[Records from a collection]
·····

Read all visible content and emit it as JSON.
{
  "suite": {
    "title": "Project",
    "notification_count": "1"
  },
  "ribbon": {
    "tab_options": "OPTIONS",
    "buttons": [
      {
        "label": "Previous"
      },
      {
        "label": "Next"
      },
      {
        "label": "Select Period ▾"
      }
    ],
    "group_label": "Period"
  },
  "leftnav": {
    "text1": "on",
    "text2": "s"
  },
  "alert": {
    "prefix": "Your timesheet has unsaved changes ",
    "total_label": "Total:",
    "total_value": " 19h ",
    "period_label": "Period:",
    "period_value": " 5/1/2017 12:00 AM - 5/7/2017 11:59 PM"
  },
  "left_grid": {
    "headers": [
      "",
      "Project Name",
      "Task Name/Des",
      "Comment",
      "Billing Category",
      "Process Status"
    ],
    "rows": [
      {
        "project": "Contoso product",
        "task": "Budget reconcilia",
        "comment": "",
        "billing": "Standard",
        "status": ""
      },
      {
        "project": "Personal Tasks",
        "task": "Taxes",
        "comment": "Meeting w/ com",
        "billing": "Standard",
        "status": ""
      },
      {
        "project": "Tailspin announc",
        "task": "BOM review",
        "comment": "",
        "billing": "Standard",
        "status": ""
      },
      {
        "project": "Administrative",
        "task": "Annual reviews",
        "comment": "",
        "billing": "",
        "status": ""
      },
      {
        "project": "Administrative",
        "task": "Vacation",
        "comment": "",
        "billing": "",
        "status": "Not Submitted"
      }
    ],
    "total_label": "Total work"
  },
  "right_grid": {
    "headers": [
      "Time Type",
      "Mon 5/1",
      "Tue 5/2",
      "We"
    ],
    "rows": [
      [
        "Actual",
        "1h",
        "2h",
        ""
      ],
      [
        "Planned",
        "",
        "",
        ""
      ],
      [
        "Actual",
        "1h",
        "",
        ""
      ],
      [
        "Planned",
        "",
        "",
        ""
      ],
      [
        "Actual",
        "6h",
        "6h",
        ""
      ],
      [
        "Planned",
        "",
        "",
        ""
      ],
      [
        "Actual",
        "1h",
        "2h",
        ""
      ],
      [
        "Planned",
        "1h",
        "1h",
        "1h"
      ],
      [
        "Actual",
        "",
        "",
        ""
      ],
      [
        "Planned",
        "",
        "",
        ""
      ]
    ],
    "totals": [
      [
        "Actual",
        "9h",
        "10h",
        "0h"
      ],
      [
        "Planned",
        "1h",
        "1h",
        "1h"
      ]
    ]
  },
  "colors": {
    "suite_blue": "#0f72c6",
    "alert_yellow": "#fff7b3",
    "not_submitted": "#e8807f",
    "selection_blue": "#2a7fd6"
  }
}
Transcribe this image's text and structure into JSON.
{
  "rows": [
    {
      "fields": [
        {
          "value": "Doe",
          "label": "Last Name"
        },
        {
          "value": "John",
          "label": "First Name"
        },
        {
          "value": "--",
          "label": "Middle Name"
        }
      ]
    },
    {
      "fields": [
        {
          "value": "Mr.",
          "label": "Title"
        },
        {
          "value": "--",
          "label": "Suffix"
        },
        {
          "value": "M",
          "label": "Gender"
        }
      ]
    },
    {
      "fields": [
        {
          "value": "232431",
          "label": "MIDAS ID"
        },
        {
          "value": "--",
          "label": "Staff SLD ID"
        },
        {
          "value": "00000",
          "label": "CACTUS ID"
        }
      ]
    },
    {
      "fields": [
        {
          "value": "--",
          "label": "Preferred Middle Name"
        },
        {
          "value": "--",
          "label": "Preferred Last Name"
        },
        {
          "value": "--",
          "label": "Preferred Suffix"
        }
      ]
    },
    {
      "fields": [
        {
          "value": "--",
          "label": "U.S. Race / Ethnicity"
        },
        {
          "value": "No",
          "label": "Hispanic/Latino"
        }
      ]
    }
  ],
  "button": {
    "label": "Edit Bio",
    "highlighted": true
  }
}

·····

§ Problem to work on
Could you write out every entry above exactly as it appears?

§ Answer
Read all visible content and emit it as JSON.
{
  "suite": {
    "title": "Project",
    "notification_count": "1"
  },
  "ribbon": {
    "tab_options": "OPTIONS",
    "buttons": [
      {
        "label": "Previous"
      },
      {
        "label": "Next"
      },
      {
        "label": "Select Period ▾"
      }
    ],
    "group_label": "Period"
  },
  "leftnav": {
    "text1": "on",
    "text2": "s"
  },
  "alert": {
    "prefix": "Your timesheet has unsaved changes ",
    "total_label": "Total:",
    "total_value": " 19h ",
    "period_label": "Period:",
    "period_value": " 5/1/2017 12:00 AM - 5/7/2017 11:59 PM"
  },
  "left_grid": {
    "headers": [
      "",
      "Project Name",
      "Task Name/Des",
      "Comment",
      "Billing Category",
      "Process Status"
    ],
    "rows": [
      {
        "project": "Contoso product",
        "task": "Budget reconcilia",
        "comment": "",
        "billing": "Standard",
        "status": ""
      },
      {
        "project": "Personal Tasks",
        "task": "Taxes",
        "comment": "Meeting w/ com",
        "billing": "Standard",
        "status": ""
      },
      {
        "project": "Tailspin announc",
        "task": "BOM review",
        "comment": "",
        "billing": "Standard",
        "status": ""
      },
      {
        "project": "Administrative",
        "task": "Annual reviews",
        "comment": "",
        "billing": "",
        "status": ""
      },
      {
        "project": "Administrative",
        "task": "Vacation",
        "comment": "",
        "billing": "",
        "status": "Not Submitted"
      }
    ],
    "total_label": "Total work"
  },
  "right_grid": {
    "headers": [
      "Time Type",
      "Mon 5/1",
      "Tue 5/2",
      "We"
    ],
    "rows": [
      [
        "Actual",
        "1h",
        "2h",
        ""
      ],
      [
        "Planned",
        "",
        "",
        ""
      ],
      [
        "Actual",
        "1h",
        "",
        ""
      ],
      [
        "Planned",
        "",
        "",
        ""
      ],
      [
        "Actual",
        "6h",
        "6h",
        ""
      ],
      [
        "Planned",
        "",
        "",
        ""
      ],
      [
        "Actual",
        "1h",
        "2h",
        ""
      ],
      [
        "Planned",
        "1h",
        "1h",
        "1h"
      ],
      [
        "Actual",
        "",
        "",
        ""
      ],
      [
        "Planned",
        "",
        "",
        ""
      ]
    ],
    "totals": [
      [
        "Actual",
        "9h",
        "10h",
        "0h"
      ],
      [
        "Planned",
        "1h",
        "1h",
        "1h"
      ]
    ]
  },
  "colors": {
    "suite_blue": "#0f72c6",
    "alert_yellow": "#fff7b3",
    "not_submitted": "#e8807f",
    "selection_blue": "#2a7fd6"
  }
}
Transcribe this image's text and structure into JSON.
{
  "rows": [
    {
      "fields": [
        {
          "value": "Doe",
          "label": "Last Name"
        },
        {
          "value": "John",
          "label": "First Name"
        },
        {
          "value": "--",
          "label": "Middle Name"
        }
      ]
    },
    {
      "fields": [
        {
          "value": "Mr.",
          "label": "Title"
        },
        {
          "value": "--",
          "label": "Suffix"
        },
        {
          "value": "M",
          "label": "Gender"
        }
      ]
    },
    {
      "fields": [
        {
          "value": "232431",
          "label": "MIDAS ID"
        },
        {
          "value": "--",
          "label": "Staff SLD ID"
        },
        {
          "value": "00000",
          "label": "CACTUS ID"
        }
      ]
    },
    {
      "fields": [
        {
          "value": "--",
          "label": "Preferred Middle Name"
        },
        {
          "value": "--",
          "label": "Preferred Last Name"
        },
        {
          "value": "--",
          "label": "Preferred Suffix"
        }
      ]
    },
    {
      "fields": [
        {
          "value": "--",
          "label": "U.S. Race / Ethnicity"
        },
        {
          "value": "No",
          "label": "Hispanic/Latino"
        }
      ]
    }
  ],
  "button": {
    "label": "Edit Bio",
    "highlighted": true
  }
}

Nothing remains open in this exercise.